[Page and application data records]
****************************************
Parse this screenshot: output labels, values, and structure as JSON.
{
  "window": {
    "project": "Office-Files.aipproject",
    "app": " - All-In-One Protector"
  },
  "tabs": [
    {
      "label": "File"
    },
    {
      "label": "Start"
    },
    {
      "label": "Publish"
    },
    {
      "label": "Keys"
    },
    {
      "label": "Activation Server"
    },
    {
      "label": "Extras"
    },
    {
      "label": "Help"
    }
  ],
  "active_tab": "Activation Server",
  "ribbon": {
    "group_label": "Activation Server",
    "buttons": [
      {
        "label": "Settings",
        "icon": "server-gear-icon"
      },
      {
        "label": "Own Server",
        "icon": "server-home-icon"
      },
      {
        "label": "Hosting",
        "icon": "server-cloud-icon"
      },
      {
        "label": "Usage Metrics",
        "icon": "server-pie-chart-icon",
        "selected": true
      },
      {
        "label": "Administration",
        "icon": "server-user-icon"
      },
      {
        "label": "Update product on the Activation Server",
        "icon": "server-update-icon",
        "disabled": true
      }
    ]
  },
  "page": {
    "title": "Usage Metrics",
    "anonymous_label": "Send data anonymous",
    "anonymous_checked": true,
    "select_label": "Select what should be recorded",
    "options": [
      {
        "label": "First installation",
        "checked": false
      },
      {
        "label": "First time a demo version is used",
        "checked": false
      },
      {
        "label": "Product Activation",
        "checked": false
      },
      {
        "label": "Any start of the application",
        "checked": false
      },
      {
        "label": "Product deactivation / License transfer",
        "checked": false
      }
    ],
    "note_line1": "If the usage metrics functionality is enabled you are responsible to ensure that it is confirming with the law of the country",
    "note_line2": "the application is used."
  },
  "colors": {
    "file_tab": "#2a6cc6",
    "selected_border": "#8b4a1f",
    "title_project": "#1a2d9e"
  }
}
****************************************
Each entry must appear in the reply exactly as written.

Parse this screenshot: output labels, values, and structure as JSON.
{
  "window": {
    "project": "Office-Files.aipproject",
    "app": " - All-In-One Protector"
  },
  "tabs": [
    {
      "label": "File"
    },
    {
      "label": "Start"
    },
    {
      "label": "Publish"
    },
    {
      "label": "Keys"
    },
    {
      "label": "Activation Server"
    },
    {
      "label": "Extras"
    },
    {
      "label": "Help"
    }
  ],
  "active_tab": "Activation Server",
  "ribbon": {
    "group_label": "Activation Server",
    "buttons": [
      {
        "label": "Settings",
        "icon": "server-gear-icon"
      },
      {
        "label": "Own Server",
        "icon": "server-home-icon"
      },
      {
        "label": "Hosting",
        "icon": "server-cloud-icon"
      },
      {
        "label": "Usage Metrics",
        "icon": "server-pie-chart-icon",
        "selected": true
      },
      {
        "label": "Administration",
        "icon": "server-user-icon"
      },
      {
        "label": "Update product on the Activation Server",
        "icon": "server-update-icon",
        "disabled": true
      }
    ]
  },
  "page": {
    "title": "Usage Metrics",
    "anonymous_label": "Send data anonymous",
    "anonymous_checked": true,
    "select_label": "Select what should be recorded",
    "options": [
      {
        "label": "First installation",
        "checked": false
      },
      {
        "label": "First time a demo version is used",
        "checked": false
      },
      {
        "label": "Product Activation",
        "checked": false
      },
      {
        "label": "Any start of the application",
        "checked": false
      },
      {
        "label": "Product deactivation / License transfer",
        "checked": false
      }
    ],
    "note_line1": "If the usage metrics functionality is enabled you are responsible to ensure that it is confirming with the law of the country",
    "note_line2": "the application is used."
  },
  "colors": {
    "file_tab": "#2a6cc6",
    "selected_border": "#8b4a1f",
    "title_project": "#1a2d9e"
  }
}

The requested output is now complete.